My son was diagnosed with autism at age four and my world’s axis tilted. I wasn’t sure what to do, what to say, who to ask for help…I just knew I was thrust into the world of autism and had no clue what it meant.
When my brother heard our news he spoke with an acquaintance of his – someone he trusted would be the person I needed most even though she had never met me. Her name is Katrina. Her son, also four at the time, had been diagnosed with autism a couple years earlier. Without truly realizing it at the time, Katrina became my hero.
We talked on the phone a few times. She sat quietly while I cried into the phone unable to speak. She welcomed me into the world of autism. She talked about her son and we made connections between our boys. She gave me hope.
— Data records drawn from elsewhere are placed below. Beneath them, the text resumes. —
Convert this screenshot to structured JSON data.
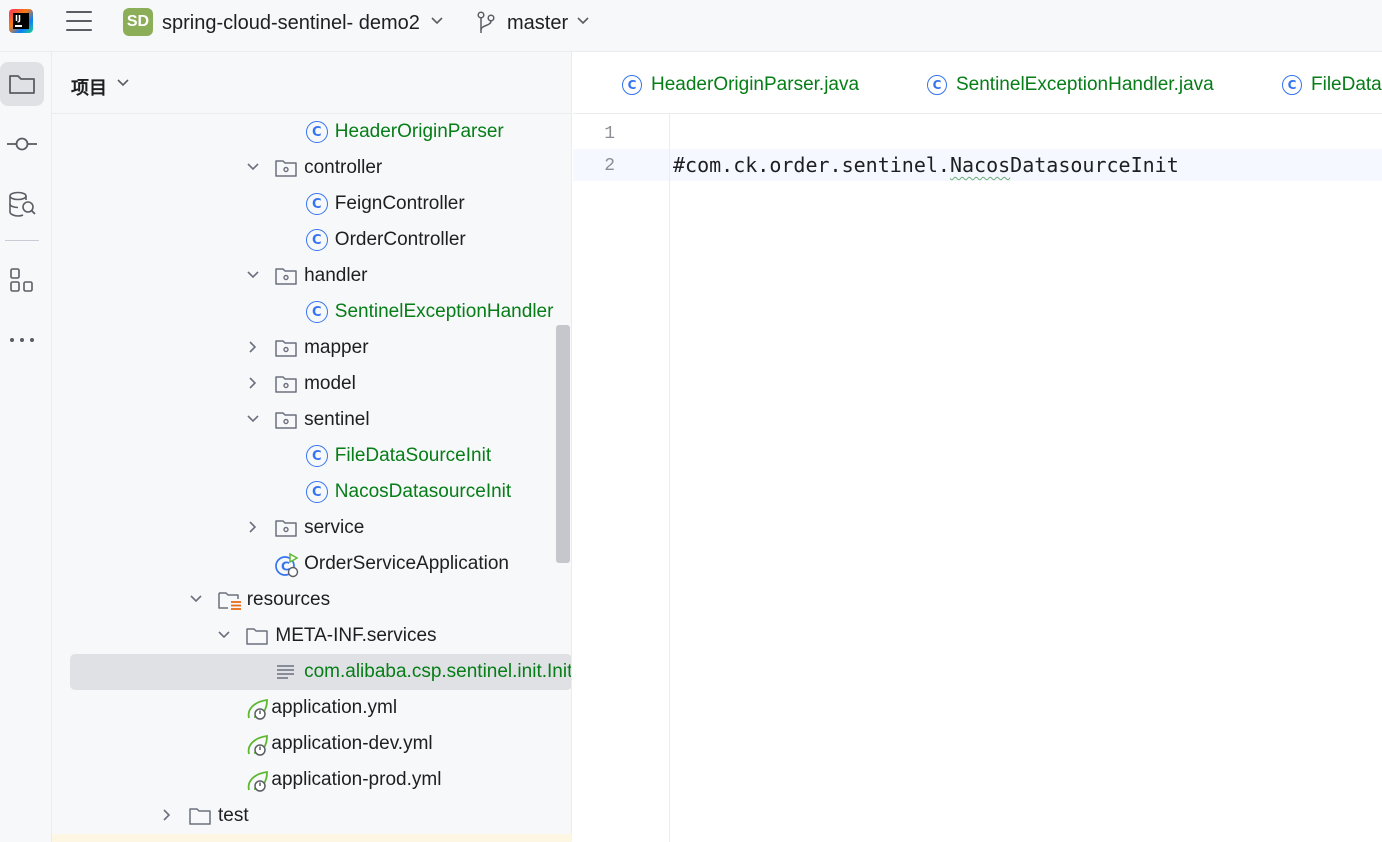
{
  "topbar": {
    "project_badge": "SD",
    "project_name": "spring-cloud-sentinel- demo2",
    "branch_name": "master"
  },
  "panel": {
    "title": "项目"
  },
  "tree": [
    {
      "label": "HeaderOriginParser",
      "kind": "class",
      "vcs": "added"
    },
    {
      "label": "controller",
      "kind": "package",
      "expanded": true
    },
    {
      "label": "FeignController",
      "kind": "class"
    },
    {
      "label": "OrderController",
      "kind": "class"
    },
    {
      "label": "handler",
      "kind": "package",
      "expanded": true
    },
    {
      "label": "SentinelExceptionHandler",
      "kind": "class",
      "vcs": "added"
    },
    {
      "label": "mapper",
      "kind": "package",
      "expanded": false
    },
    {
      "label": "model",
      "kind": "package",
      "expanded": false
    },
    {
      "label": "sentinel",
      "kind": "package",
      "expanded": true
    },
    {
      "label": "FileDataSourceInit",
      "kind": "class",
      "vcs": "added"
    },
    {
      "label": "NacosDatasourceInit",
      "kind": "class",
      "vcs": "added"
    },
    {
      "label": "service",
      "kind": "package",
      "expanded": false
    },
    {
      "label": "OrderServiceApplication",
      "kind": "spring-boot-class"
    },
    {
      "label": "resources",
      "kind": "resources-folder",
      "expanded": true
    },
    {
      "label": "META-INF.services",
      "kind": "folder",
      "expanded": true
    },
    {
      "label": "com.alibaba.csp.sentinel.init.InitFunc",
      "kind": "text-file",
      "vcs": "added",
      "selected": true
    },
    {
      "label": "application.yml",
      "kind": "spring-config"
    },
    {
      "label": "application-dev.yml",
      "kind": "spring-config"
    },
    {
      "label": "application-prod.yml",
      "kind": "spring-config"
    },
    {
      "label": "test",
      "kind": "folder",
      "expanded": false
    }
  ],
  "tabs": [
    {
      "label": "HeaderOriginParser.java"
    },
    {
      "label": "SentinelExceptionHandler.java"
    },
    {
      "label": "FileDataSourceInit.java"
    }
  ],
  "editor": {
    "line_numbers": [
      "1",
      "2"
    ],
    "lines": [
      "",
      "#com.ck.order.sentinel.NacosDatasourceInit"
    ]
  },
  "colors": {
    "vcs_added": "#067d17",
    "class_icon": "#3574f0",
    "selection": "#dfe1e5",
    "project_badge": "#8dae58"
  }
}
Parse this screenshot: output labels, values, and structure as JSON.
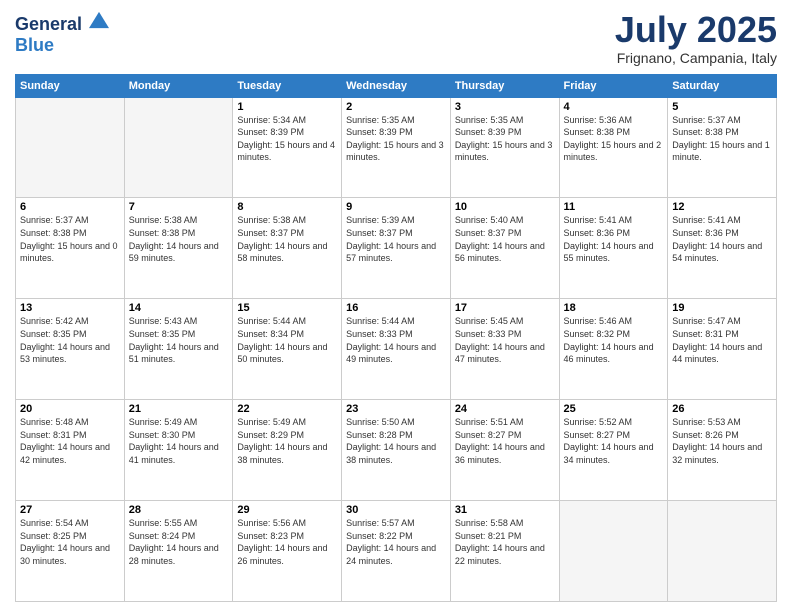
{
  "header": {
    "logo_line1": "General",
    "logo_line2": "Blue",
    "month": "July 2025",
    "location": "Frignano, Campania, Italy"
  },
  "weekdays": [
    "Sunday",
    "Monday",
    "Tuesday",
    "Wednesday",
    "Thursday",
    "Friday",
    "Saturday"
  ],
  "weeks": [
    [
      {
        "day": "",
        "sunrise": "",
        "sunset": "",
        "daylight": ""
      },
      {
        "day": "",
        "sunrise": "",
        "sunset": "",
        "daylight": ""
      },
      {
        "day": "1",
        "sunrise": "Sunrise: 5:34 AM",
        "sunset": "Sunset: 8:39 PM",
        "daylight": "Daylight: 15 hours and 4 minutes."
      },
      {
        "day": "2",
        "sunrise": "Sunrise: 5:35 AM",
        "sunset": "Sunset: 8:39 PM",
        "daylight": "Daylight: 15 hours and 3 minutes."
      },
      {
        "day": "3",
        "sunrise": "Sunrise: 5:35 AM",
        "sunset": "Sunset: 8:39 PM",
        "daylight": "Daylight: 15 hours and 3 minutes."
      },
      {
        "day": "4",
        "sunrise": "Sunrise: 5:36 AM",
        "sunset": "Sunset: 8:38 PM",
        "daylight": "Daylight: 15 hours and 2 minutes."
      },
      {
        "day": "5",
        "sunrise": "Sunrise: 5:37 AM",
        "sunset": "Sunset: 8:38 PM",
        "daylight": "Daylight: 15 hours and 1 minute."
      }
    ],
    [
      {
        "day": "6",
        "sunrise": "Sunrise: 5:37 AM",
        "sunset": "Sunset: 8:38 PM",
        "daylight": "Daylight: 15 hours and 0 minutes."
      },
      {
        "day": "7",
        "sunrise": "Sunrise: 5:38 AM",
        "sunset": "Sunset: 8:38 PM",
        "daylight": "Daylight: 14 hours and 59 minutes."
      },
      {
        "day": "8",
        "sunrise": "Sunrise: 5:38 AM",
        "sunset": "Sunset: 8:37 PM",
        "daylight": "Daylight: 14 hours and 58 minutes."
      },
      {
        "day": "9",
        "sunrise": "Sunrise: 5:39 AM",
        "sunset": "Sunset: 8:37 PM",
        "daylight": "Daylight: 14 hours and 57 minutes."
      },
      {
        "day": "10",
        "sunrise": "Sunrise: 5:40 AM",
        "sunset": "Sunset: 8:37 PM",
        "daylight": "Daylight: 14 hours and 56 minutes."
      },
      {
        "day": "11",
        "sunrise": "Sunrise: 5:41 AM",
        "sunset": "Sunset: 8:36 PM",
        "daylight": "Daylight: 14 hours and 55 minutes."
      },
      {
        "day": "12",
        "sunrise": "Sunrise: 5:41 AM",
        "sunset": "Sunset: 8:36 PM",
        "daylight": "Daylight: 14 hours and 54 minutes."
      }
    ],
    [
      {
        "day": "13",
        "sunrise": "Sunrise: 5:42 AM",
        "sunset": "Sunset: 8:35 PM",
        "daylight": "Daylight: 14 hours and 53 minutes."
      },
      {
        "day": "14",
        "sunrise": "Sunrise: 5:43 AM",
        "sunset": "Sunset: 8:35 PM",
        "daylight": "Daylight: 14 hours and 51 minutes."
      },
      {
        "day": "15",
        "sunrise": "Sunrise: 5:44 AM",
        "sunset": "Sunset: 8:34 PM",
        "daylight": "Daylight: 14 hours and 50 minutes."
      },
      {
        "day": "16",
        "sunrise": "Sunrise: 5:44 AM",
        "sunset": "Sunset: 8:33 PM",
        "daylight": "Daylight: 14 hours and 49 minutes."
      },
      {
        "day": "17",
        "sunrise": "Sunrise: 5:45 AM",
        "sunset": "Sunset: 8:33 PM",
        "daylight": "Daylight: 14 hours and 47 minutes."
      },
      {
        "day": "18",
        "sunrise": "Sunrise: 5:46 AM",
        "sunset": "Sunset: 8:32 PM",
        "daylight": "Daylight: 14 hours and 46 minutes."
      },
      {
        "day": "19",
        "sunrise": "Sunrise: 5:47 AM",
        "sunset": "Sunset: 8:31 PM",
        "daylight": "Daylight: 14 hours and 44 minutes."
      }
    ],
    [
      {
        "day": "20",
        "sunrise": "Sunrise: 5:48 AM",
        "sunset": "Sunset: 8:31 PM",
        "daylight": "Daylight: 14 hours and 42 minutes."
      },
      {
        "day": "21",
        "sunrise": "Sunrise: 5:49 AM",
        "sunset": "Sunset: 8:30 PM",
        "daylight": "Daylight: 14 hours and 41 minutes."
      },
      {
        "day": "22",
        "sunrise": "Sunrise: 5:49 AM",
        "sunset": "Sunset: 8:29 PM",
        "daylight": "Daylight: 14 hours and 38 minutes."
      },
      {
        "day": "23",
        "sunrise": "Sunrise: 5:50 AM",
        "sunset": "Sunset: 8:28 PM",
        "daylight": "Daylight: 14 hours and 38 minutes."
      },
      {
        "day": "24",
        "sunrise": "Sunrise: 5:51 AM",
        "sunset": "Sunset: 8:27 PM",
        "daylight": "Daylight: 14 hours and 36 minutes."
      },
      {
        "day": "25",
        "sunrise": "Sunrise: 5:52 AM",
        "sunset": "Sunset: 8:27 PM",
        "daylight": "Daylight: 14 hours and 34 minutes."
      },
      {
        "day": "26",
        "sunrise": "Sunrise: 5:53 AM",
        "sunset": "Sunset: 8:26 PM",
        "daylight": "Daylight: 14 hours and 32 minutes."
      }
    ],
    [
      {
        "day": "27",
        "sunrise": "Sunrise: 5:54 AM",
        "sunset": "Sunset: 8:25 PM",
        "daylight": "Daylight: 14 hours and 30 minutes."
      },
      {
        "day": "28",
        "sunrise": "Sunrise: 5:55 AM",
        "sunset": "Sunset: 8:24 PM",
        "daylight": "Daylight: 14 hours and 28 minutes."
      },
      {
        "day": "29",
        "sunrise": "Sunrise: 5:56 AM",
        "sunset": "Sunset: 8:23 PM",
        "daylight": "Daylight: 14 hours and 26 minutes."
      },
      {
        "day": "30",
        "sunrise": "Sunrise: 5:57 AM",
        "sunset": "Sunset: 8:22 PM",
        "daylight": "Daylight: 14 hours and 24 minutes."
      },
      {
        "day": "31",
        "sunrise": "Sunrise: 5:58 AM",
        "sunset": "Sunset: 8:21 PM",
        "daylight": "Daylight: 14 hours and 22 minutes."
      },
      {
        "day": "",
        "sunrise": "",
        "sunset": "",
        "daylight": ""
      },
      {
        "day": "",
        "sunrise": "",
        "sunset": "",
        "daylight": ""
      }
    ]
  ]
}
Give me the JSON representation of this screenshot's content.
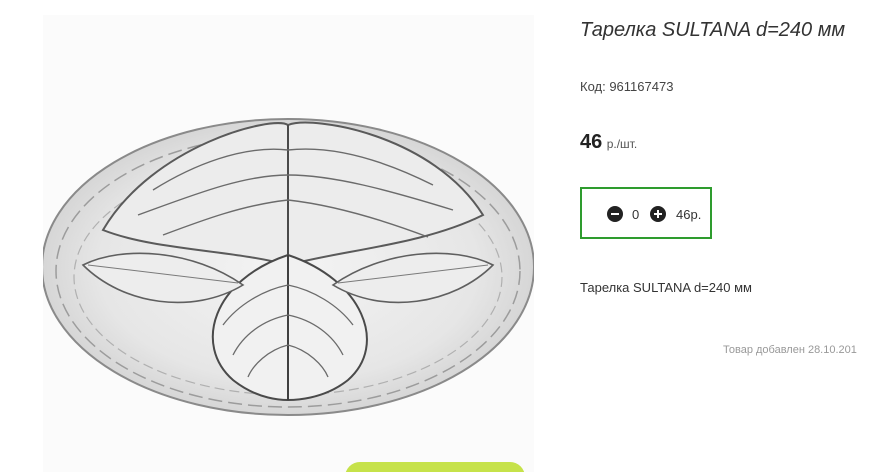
{
  "product": {
    "title": "Тарелка SULTANA d=240 мм",
    "code": "Код: 961167473",
    "price_value": "46",
    "price_unit": "р./шт.",
    "description": "Тарелка SULTANA d=240 мм",
    "added": "Товар добавлен 28.10.201"
  },
  "quantity": {
    "value": "0",
    "total": "46р."
  },
  "image": {
    "subject": "glass leaf-pattern plate",
    "decrement_icon": "minus-circle-icon",
    "increment_icon": "plus-circle-icon"
  },
  "colors": {
    "accent_border": "#2e9c2e",
    "cart_button": "#c6e24a"
  }
}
She gave me strength.
And just as quickly as she entered my life, this guiding and non-judging and kind soul, she was out. We lost touch, maybe only meeting in person once or twice at an autism support class years ago.
Son and I and our family went through support groups, 101 classes, charity work, thousands of hours of therapy, hundreds of hours of research, dozens of hours of IEP meetings. I learned to love our autism world, having introduced me to the most amazing people I’ve ever met.
I think of Katrina so often, with a goal of being other people’s Katrina as much as I can. When I hear of a new family entering our world I tell them the story of My Katrina and and what she did for me and ask if I can help be their Katrina. I’ve talked on the phone with new autism moms, new autism grandmas, new autism uncles. Some I’ve never met.
Fast forward to today. I was wandering a store and saw her.
I left her alone not wanting to be that person…and I left the store. I came out of the next store and she was standing outside. It was a sign I tell you! I walked up to her, asked if she was My Katrina. I introduced myself as “you probably don’t remember me…” She did. I told her she was my inspiration and my hope and my hero. Then I teared up. The inner voice who usually screams, “Keep it together woman!” was silent. Katrina gave me a huge hug, asked how my son was doing, and introduced me to her son. Same age, same beauty shooting like stars out of his eyes and a gorgeous smile.
Thank you, Katrina. Most likely you’ll never see this. Most likely you’ll never know exactly how much you mean to me always and forever. Most likely our sons will be just fine.
Thank you, Katrina. Thank you.